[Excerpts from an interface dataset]
━━━━

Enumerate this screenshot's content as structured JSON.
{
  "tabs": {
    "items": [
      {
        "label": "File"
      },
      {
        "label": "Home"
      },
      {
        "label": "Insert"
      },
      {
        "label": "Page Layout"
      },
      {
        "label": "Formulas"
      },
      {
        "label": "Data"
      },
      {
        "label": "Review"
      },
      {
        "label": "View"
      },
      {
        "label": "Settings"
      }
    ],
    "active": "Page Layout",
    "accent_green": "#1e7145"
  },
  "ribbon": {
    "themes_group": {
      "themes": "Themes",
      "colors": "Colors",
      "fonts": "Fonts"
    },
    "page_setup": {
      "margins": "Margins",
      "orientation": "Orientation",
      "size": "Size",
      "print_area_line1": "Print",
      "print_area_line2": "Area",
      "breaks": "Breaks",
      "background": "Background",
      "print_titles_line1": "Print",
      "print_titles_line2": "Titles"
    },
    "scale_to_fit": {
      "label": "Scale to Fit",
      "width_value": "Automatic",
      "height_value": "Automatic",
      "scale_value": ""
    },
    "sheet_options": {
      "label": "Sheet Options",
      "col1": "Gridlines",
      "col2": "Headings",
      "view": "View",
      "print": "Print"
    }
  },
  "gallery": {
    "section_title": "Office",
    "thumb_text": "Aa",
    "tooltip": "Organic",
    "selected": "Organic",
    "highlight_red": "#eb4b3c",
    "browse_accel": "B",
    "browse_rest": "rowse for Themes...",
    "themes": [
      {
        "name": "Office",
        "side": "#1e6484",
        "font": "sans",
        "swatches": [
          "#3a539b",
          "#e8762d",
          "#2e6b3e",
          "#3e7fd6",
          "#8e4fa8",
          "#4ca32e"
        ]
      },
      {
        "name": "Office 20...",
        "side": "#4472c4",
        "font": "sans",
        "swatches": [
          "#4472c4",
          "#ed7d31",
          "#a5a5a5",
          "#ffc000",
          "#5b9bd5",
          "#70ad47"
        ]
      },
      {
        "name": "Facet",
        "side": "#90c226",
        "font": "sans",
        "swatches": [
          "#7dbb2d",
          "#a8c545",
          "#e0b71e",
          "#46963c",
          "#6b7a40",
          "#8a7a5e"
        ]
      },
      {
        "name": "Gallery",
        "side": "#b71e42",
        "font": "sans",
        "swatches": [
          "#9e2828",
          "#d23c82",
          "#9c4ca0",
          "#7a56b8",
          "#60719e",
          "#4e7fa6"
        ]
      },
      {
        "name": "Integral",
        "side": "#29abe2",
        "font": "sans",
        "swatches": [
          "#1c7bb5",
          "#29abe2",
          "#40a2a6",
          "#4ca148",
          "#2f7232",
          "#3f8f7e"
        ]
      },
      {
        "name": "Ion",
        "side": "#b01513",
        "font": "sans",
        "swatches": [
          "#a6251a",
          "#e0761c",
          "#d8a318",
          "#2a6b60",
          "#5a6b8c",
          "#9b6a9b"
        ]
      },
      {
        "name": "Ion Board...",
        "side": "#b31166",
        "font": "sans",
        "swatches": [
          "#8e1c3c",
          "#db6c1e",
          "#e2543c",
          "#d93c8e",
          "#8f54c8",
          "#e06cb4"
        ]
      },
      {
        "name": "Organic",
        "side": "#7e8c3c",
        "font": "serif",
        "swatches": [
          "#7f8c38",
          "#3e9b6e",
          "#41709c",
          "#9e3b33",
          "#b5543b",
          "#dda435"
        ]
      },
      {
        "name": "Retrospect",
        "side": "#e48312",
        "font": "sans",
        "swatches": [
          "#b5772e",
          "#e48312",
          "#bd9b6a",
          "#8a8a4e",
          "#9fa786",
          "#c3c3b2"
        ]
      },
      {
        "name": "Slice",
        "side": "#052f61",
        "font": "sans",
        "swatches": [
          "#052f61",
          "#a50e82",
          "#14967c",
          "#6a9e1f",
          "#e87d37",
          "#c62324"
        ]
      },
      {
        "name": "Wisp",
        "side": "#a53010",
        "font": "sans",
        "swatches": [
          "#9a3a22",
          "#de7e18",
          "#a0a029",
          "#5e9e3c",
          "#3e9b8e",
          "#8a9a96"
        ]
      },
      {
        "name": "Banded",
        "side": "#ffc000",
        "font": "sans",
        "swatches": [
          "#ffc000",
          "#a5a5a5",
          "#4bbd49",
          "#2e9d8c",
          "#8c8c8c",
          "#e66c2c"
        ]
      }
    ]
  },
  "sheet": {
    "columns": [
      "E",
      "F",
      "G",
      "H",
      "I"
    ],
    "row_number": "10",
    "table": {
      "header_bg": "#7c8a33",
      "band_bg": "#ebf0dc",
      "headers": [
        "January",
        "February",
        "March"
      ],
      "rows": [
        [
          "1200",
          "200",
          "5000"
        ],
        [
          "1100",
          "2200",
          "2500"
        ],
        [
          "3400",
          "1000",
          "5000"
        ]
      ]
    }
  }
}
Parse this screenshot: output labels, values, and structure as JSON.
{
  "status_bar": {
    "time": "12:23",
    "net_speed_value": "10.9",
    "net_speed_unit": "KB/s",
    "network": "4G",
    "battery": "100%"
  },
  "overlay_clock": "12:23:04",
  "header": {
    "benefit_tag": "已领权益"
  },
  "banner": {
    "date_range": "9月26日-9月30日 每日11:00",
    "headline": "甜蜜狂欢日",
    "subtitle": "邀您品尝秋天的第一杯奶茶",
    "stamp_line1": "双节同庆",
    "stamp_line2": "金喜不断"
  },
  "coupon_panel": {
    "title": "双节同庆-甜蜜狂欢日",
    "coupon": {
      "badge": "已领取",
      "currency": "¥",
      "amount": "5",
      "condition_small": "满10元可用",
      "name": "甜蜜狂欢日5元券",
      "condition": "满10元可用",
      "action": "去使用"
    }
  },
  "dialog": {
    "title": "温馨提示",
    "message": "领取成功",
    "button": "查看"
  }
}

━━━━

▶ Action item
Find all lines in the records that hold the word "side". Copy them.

▶ Final answer
        "side": "#1e6484",
        "side": "#4472c4",
        "side": "#90c226",
        "side": "#b71e42",
        "side": "#29abe2",
        "side": "#b01513",
        "side": "#b31166",
        "side": "#7e8c3c",
        "side": "#e48312",
        "side": "#052f61",
        "side": "#a53010",
        "side": "#ffc000",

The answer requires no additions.